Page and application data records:

_ _ _ _ _ _ _

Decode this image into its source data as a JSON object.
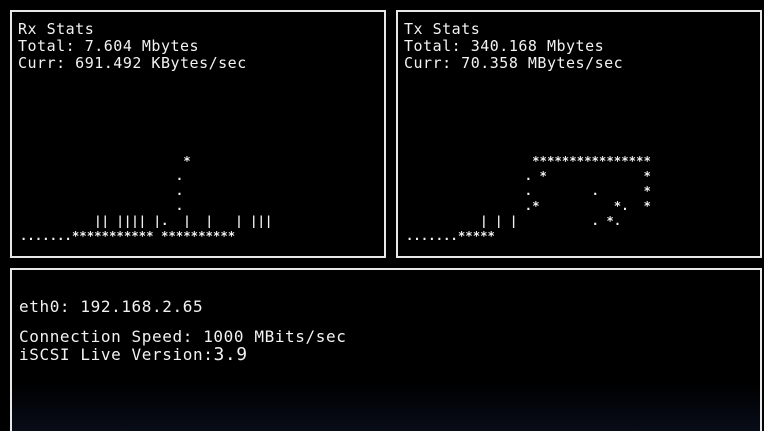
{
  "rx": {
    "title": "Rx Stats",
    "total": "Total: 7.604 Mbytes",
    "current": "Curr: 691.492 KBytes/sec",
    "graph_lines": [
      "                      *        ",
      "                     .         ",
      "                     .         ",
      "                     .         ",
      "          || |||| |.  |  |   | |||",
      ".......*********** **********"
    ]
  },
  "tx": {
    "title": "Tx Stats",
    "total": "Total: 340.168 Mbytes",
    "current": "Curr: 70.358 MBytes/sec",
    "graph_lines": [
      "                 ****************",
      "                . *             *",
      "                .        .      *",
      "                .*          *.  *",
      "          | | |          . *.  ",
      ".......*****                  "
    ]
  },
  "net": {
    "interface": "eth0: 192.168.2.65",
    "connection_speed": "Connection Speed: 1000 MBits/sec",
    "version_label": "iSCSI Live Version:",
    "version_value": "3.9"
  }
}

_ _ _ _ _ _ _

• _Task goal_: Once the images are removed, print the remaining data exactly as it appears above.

• _Answer to this task_:
Decode this image into its source data as a JSON object.
{
  "rx": {
    "title": "Rx Stats",
    "total": "Total: 7.604 Mbytes",
    "current": "Curr: 691.492 KBytes/sec",
    "graph_lines": [
      "                      *        ",
      "                     .         ",
      "                     .         ",
      "                     .         ",
      "          || |||| |.  |  |   | |||",
      ".......*********** **********"
    ]
  },
  "tx": {
    "title": "Tx Stats",
    "total": "Total: 340.168 Mbytes",
    "current": "Curr: 70.358 MBytes/sec",
    "graph_lines": [
      "                 ****************",
      "                . *             *",
      "                .        .      *",
      "                .*          *.  *",
      "          | | |          . *.  ",
      ".......*****                  "
    ]
  },
  "net": {
    "interface": "eth0: 192.168.2.65",
    "connection_speed": "Connection Speed: 1000 MBits/sec",
    "version_label": "iSCSI Live Version:",
    "version_value": "3.9"
  }
}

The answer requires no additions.